Interface dataset entries
--- START ---
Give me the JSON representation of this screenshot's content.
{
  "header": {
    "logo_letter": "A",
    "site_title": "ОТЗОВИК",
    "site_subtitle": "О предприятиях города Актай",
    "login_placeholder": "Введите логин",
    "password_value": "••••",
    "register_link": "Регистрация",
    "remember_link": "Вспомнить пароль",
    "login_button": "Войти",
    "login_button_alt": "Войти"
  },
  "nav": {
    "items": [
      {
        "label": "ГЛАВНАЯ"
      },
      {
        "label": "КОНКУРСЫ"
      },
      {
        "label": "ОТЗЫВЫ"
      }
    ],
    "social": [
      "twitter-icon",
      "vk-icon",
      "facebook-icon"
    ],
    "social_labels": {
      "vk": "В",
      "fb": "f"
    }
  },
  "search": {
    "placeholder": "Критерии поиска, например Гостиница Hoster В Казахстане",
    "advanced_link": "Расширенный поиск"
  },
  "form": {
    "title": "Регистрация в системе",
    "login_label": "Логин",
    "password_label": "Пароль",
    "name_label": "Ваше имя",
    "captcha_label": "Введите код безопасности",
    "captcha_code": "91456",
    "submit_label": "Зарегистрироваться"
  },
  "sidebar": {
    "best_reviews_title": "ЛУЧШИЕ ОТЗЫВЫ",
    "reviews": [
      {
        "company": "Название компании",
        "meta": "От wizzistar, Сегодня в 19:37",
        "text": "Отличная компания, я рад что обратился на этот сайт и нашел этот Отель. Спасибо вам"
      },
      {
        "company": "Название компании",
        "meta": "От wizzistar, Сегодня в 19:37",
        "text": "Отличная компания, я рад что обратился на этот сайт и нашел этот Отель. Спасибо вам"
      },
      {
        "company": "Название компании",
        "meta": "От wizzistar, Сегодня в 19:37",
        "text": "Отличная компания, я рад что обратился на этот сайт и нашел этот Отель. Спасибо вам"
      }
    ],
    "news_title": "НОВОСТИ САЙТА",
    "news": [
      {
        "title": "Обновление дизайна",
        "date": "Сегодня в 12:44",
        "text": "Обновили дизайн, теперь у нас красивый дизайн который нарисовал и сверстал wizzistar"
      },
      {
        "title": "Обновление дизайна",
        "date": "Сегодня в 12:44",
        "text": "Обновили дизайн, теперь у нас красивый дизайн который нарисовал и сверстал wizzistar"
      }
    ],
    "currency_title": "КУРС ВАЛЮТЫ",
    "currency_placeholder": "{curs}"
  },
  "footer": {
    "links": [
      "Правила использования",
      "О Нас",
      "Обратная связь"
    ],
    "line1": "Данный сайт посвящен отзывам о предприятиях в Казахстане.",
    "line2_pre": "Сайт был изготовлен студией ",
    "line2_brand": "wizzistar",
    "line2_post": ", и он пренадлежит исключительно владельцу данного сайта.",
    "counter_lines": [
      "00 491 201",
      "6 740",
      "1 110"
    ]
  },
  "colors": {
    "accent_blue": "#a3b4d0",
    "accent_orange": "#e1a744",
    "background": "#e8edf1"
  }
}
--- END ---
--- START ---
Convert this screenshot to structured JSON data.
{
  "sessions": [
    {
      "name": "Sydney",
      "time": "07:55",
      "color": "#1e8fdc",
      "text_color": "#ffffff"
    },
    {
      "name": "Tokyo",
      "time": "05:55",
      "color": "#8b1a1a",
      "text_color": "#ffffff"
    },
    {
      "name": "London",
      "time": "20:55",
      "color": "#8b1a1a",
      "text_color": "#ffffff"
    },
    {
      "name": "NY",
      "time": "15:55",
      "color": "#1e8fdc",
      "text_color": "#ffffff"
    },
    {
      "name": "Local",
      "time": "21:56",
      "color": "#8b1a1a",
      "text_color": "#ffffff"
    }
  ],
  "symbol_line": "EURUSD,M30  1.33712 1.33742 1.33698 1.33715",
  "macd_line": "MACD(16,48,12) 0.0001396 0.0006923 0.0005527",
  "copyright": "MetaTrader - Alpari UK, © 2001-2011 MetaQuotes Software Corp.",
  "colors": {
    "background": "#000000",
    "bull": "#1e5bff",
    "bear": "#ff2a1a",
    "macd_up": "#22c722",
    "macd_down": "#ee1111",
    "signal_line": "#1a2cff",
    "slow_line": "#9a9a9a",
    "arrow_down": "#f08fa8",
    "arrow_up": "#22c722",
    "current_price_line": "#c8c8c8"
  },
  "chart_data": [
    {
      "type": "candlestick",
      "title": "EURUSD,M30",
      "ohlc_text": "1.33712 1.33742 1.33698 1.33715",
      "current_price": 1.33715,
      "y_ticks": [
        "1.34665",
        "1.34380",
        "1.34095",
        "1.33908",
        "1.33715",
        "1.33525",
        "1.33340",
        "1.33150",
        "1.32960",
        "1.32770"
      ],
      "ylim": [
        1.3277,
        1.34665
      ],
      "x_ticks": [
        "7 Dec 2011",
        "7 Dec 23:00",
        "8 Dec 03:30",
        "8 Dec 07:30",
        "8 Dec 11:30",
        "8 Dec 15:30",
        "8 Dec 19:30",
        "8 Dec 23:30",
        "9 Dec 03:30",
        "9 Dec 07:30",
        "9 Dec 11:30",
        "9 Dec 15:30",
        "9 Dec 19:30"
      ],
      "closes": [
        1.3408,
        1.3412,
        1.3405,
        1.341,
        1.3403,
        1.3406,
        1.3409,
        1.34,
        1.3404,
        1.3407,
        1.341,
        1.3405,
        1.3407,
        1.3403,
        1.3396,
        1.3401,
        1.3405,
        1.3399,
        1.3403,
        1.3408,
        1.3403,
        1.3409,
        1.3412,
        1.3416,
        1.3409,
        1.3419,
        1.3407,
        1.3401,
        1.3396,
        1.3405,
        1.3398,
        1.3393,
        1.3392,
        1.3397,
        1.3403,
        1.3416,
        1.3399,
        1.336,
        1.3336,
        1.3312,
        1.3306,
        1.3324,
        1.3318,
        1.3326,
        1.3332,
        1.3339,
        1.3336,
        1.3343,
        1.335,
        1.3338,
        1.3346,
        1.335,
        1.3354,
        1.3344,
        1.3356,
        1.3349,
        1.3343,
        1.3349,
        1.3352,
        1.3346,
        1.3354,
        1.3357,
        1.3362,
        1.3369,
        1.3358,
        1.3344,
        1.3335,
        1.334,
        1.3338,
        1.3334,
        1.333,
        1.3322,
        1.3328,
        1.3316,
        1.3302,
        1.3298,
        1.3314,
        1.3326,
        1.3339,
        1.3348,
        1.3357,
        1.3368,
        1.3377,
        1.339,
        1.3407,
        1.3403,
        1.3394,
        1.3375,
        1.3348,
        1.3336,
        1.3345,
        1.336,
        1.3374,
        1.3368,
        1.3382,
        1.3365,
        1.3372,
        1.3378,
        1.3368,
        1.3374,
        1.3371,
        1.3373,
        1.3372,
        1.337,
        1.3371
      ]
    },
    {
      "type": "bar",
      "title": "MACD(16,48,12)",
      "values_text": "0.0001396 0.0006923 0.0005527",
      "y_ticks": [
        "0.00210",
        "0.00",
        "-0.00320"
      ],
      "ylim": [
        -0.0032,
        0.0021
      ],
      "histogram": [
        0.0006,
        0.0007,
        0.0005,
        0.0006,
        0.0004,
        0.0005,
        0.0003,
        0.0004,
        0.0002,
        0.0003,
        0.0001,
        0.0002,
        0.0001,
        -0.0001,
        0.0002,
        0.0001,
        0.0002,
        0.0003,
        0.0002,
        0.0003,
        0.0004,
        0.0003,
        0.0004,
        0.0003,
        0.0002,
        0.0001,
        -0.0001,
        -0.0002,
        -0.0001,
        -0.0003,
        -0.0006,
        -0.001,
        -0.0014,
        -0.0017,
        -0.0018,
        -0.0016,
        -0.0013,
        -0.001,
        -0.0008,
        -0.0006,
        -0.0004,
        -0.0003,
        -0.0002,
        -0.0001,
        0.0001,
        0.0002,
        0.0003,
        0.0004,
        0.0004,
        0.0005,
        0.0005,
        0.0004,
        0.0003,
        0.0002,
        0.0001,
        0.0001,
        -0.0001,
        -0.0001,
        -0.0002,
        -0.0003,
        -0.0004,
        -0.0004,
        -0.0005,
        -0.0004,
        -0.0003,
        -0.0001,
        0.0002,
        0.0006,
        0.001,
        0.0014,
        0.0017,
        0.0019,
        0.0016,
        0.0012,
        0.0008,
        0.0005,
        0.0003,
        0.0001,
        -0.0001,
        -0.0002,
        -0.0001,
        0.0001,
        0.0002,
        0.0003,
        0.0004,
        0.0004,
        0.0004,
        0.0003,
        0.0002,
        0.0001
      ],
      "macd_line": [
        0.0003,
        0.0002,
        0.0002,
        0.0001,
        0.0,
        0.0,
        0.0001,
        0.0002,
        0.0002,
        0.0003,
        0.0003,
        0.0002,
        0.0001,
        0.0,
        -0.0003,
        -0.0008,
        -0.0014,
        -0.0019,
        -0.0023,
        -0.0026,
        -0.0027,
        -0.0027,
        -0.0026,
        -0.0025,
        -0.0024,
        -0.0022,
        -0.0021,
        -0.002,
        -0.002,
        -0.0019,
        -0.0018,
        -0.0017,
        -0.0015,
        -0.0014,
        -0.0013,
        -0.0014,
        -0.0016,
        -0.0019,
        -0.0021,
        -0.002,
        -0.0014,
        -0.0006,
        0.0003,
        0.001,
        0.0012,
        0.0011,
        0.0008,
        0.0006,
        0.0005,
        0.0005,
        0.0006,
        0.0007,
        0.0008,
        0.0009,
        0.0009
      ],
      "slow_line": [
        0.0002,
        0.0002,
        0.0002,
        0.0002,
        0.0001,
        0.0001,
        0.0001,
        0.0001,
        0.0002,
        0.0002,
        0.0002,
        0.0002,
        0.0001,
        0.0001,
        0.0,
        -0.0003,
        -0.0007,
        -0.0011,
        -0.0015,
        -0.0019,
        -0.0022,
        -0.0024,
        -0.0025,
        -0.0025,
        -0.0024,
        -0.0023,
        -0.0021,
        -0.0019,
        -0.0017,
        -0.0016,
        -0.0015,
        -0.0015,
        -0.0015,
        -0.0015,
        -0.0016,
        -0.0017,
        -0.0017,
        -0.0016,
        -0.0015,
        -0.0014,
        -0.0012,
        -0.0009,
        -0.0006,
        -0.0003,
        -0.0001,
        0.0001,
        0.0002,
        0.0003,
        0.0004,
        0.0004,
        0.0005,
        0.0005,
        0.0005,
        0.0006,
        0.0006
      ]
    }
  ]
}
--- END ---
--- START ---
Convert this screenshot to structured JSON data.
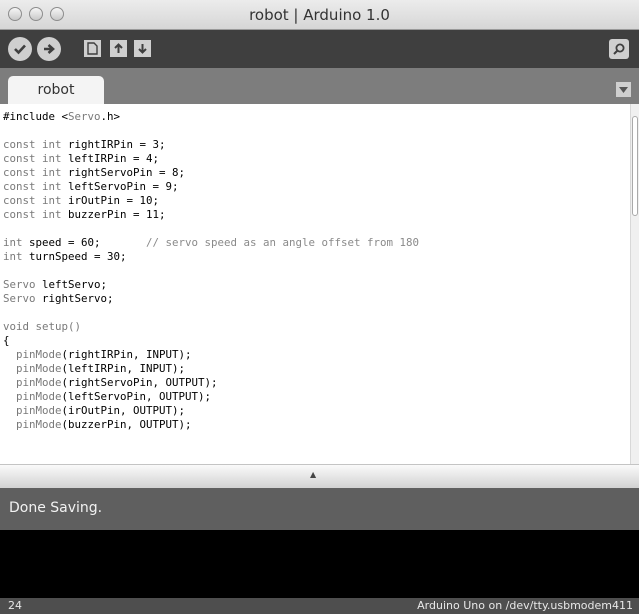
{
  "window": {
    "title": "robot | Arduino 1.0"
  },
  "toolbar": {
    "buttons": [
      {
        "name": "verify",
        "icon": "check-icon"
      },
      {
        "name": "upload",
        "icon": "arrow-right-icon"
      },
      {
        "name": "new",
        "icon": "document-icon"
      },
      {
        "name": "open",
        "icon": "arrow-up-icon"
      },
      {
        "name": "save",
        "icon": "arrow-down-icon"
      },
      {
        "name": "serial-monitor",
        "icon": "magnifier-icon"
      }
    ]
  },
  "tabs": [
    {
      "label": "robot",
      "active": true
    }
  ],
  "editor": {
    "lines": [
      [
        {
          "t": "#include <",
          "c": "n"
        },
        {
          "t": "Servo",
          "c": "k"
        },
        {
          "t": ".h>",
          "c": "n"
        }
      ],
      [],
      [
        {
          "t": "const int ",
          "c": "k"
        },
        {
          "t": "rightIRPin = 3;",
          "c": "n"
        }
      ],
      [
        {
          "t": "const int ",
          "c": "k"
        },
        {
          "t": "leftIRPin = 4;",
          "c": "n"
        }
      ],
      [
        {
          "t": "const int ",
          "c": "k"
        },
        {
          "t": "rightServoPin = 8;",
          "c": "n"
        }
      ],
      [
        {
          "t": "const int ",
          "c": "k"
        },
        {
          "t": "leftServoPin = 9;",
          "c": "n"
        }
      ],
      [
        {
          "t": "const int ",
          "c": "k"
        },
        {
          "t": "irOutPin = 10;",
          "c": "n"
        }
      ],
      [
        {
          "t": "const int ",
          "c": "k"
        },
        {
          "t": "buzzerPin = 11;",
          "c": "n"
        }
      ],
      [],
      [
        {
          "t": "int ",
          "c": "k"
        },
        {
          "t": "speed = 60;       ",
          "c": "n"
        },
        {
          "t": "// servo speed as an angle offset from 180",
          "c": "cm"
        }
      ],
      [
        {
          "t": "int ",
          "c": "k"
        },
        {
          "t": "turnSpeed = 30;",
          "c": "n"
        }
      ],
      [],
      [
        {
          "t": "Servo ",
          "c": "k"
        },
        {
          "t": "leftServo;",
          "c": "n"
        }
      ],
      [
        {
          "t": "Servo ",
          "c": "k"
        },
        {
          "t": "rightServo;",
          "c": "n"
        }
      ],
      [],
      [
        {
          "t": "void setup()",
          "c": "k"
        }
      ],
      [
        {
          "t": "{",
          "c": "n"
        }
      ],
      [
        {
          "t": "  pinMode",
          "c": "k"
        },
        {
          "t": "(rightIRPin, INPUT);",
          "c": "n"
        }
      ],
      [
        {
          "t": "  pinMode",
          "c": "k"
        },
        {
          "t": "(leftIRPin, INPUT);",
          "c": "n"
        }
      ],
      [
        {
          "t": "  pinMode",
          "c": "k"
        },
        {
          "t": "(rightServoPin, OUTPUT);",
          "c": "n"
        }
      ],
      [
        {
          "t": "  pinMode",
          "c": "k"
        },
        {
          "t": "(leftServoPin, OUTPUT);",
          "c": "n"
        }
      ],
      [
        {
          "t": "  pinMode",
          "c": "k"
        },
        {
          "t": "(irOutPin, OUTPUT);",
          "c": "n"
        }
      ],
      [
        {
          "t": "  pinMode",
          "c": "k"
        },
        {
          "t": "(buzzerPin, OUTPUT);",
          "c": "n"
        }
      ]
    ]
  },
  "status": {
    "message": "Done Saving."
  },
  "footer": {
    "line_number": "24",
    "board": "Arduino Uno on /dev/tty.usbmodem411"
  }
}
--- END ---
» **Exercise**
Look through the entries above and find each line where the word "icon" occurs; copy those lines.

» **Response area**
      "twitter-icon",
      "vk-icon",
      "facebook-icon"
        "icon": "check-icon"
        "icon": "arrow-right-icon"
        "icon": "document-icon"
        "icon": "arrow-up-icon"
        "icon": "arrow-down-icon"
        "icon": "magnifier-icon"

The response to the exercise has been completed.